Bad Domains – as it says, there are known bad domains out there that are associated with spam traps or honeypots, so you would want to scrub against this list and remove any emails you have with these domains.
Domain Extensions – removing emails like .org, .mil, .ru, UK. etc. Basically any email address extension like. ru, UK if you don’t want to mail to Russia or the UK then you remove these or. mil, emails to the military. These are not necessarily ‘Bad’ but if you’re looking to only Mail to say the USA customers, then a. UK would be a waste of time.
Numerical emails – emails that start with only numbers is typically a bad email and for the most part, most only numerical domains as well. Example, <a href=”mailto:email@example.com”>firstname.lastname@example.org</a> or 1234 at 1234.com or joe at 232.com, typically you would not want to mail to these.
Length of email – sometimes you’ll get an email like <a href=”mailto:email@example.com”>firstname.lastname@example.org</a> or something ridiculous like this, typically most email address are fairly short, on average not much more than say 15-25 characters in total. Ex:
ireallylikecheese at yahoo.com (this email is 28 characters in total) and very long or longer than on average so when I scrub a list I typically choose up to say 40 characters long max, anything longer is deleted.
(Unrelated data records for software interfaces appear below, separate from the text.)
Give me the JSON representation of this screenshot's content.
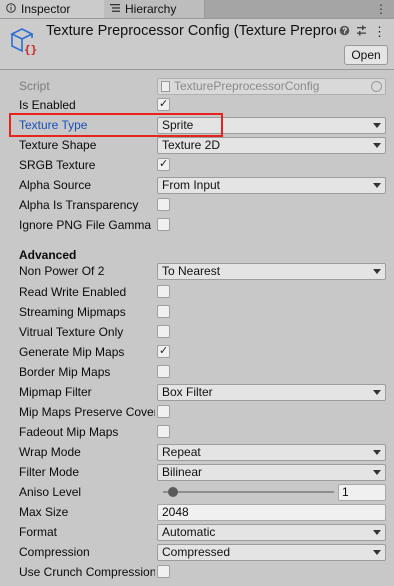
{
  "tabs": [
    {
      "label": "Inspector",
      "icon": "info-icon"
    },
    {
      "label": "Hierarchy",
      "icon": "list-icon"
    }
  ],
  "header": {
    "title": "Texture Preprocessor Config (Texture Preproc",
    "open_label": "Open",
    "tools": [
      "help-icon",
      "preset-icon",
      "menu-icon"
    ]
  },
  "script": {
    "label": "Script",
    "value": "TexturePreprocessorConfig"
  },
  "fields": {
    "is_enabled": {
      "label": "Is Enabled",
      "checked": true
    },
    "texture_type": {
      "label": "Texture Type",
      "value": "Sprite"
    },
    "texture_shape": {
      "label": "Texture Shape",
      "value": "Texture 2D"
    },
    "srgb_texture": {
      "label": "SRGB Texture",
      "checked": true
    },
    "alpha_source": {
      "label": "Alpha Source",
      "value": "From Input"
    },
    "alpha_is_transparency": {
      "label": "Alpha Is Transparency",
      "checked": false
    },
    "ignore_png_gamma": {
      "label": "Ignore PNG File Gamma",
      "checked": false
    }
  },
  "advanced": {
    "title": "Advanced",
    "non_power_of_2": {
      "label": "Non Power Of 2",
      "value": "To Nearest"
    },
    "read_write_enabled": {
      "label": "Read Write Enabled",
      "checked": false
    },
    "streaming_mipmaps": {
      "label": "Streaming Mipmaps",
      "checked": false
    },
    "virtual_texture_only": {
      "label": "Vitrual Texture Only",
      "checked": false
    },
    "generate_mip_maps": {
      "label": "Generate Mip Maps",
      "checked": true
    },
    "border_mip_maps": {
      "label": "Border Mip Maps",
      "checked": false
    },
    "mipmap_filter": {
      "label": "Mipmap Filter",
      "value": "Box Filter"
    },
    "mip_maps_preserve_coverage": {
      "label": "Mip Maps Preserve Coverage",
      "checked": false
    },
    "fadeout_mip_maps": {
      "label": "Fadeout Mip Maps",
      "checked": false
    },
    "wrap_mode": {
      "label": "Wrap Mode",
      "value": "Repeat"
    },
    "filter_mode": {
      "label": "Filter Mode",
      "value": "Bilinear"
    },
    "aniso_level": {
      "label": "Aniso Level",
      "value": "1",
      "slider_fraction": 0.06
    },
    "max_size": {
      "label": "Max Size",
      "value": "2048"
    },
    "format": {
      "label": "Format",
      "value": "Automatic"
    },
    "compression": {
      "label": "Compression",
      "value": "Compressed"
    },
    "use_crunch_compression": {
      "label": "Use Crunch Compression",
      "checked": false
    }
  },
  "colors": {
    "highlight_box": "#e8221c",
    "highlight_label": "#1a4fb8"
  }
}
Now understand the whole idea of email scrubbing your list is to remove as many bad known emails as possible, but it’s very possible you’ll end up removing some good ones! But if you really want to be safe then losing 1%-2% of your good emails is worth not hitting a spam trap or losing your server.
On that same note, it’s a known fact that AOL, for example, puts out upwards of 500,000 honey pots a day from abandoned email accounts so its impossible for anyone to remove 100% spam traps or honeypots as there is a way to many daily being added and impossible for us know that. The large ISP’s do not advertise not pass around this information obviously and if someone claims they can remove 100% of all spam traps and honeypots, don’t trust them any further than you can throw them!!
The last thing, typically if your scraping list or buying lists and have no idea where they are coming from, then you’ll probably see all of these examples. If you have your own opt-in list or they are generally business lists, then you won’t see half of these things in your list, but it’s better to be safe than sorry and email validation is the way to go!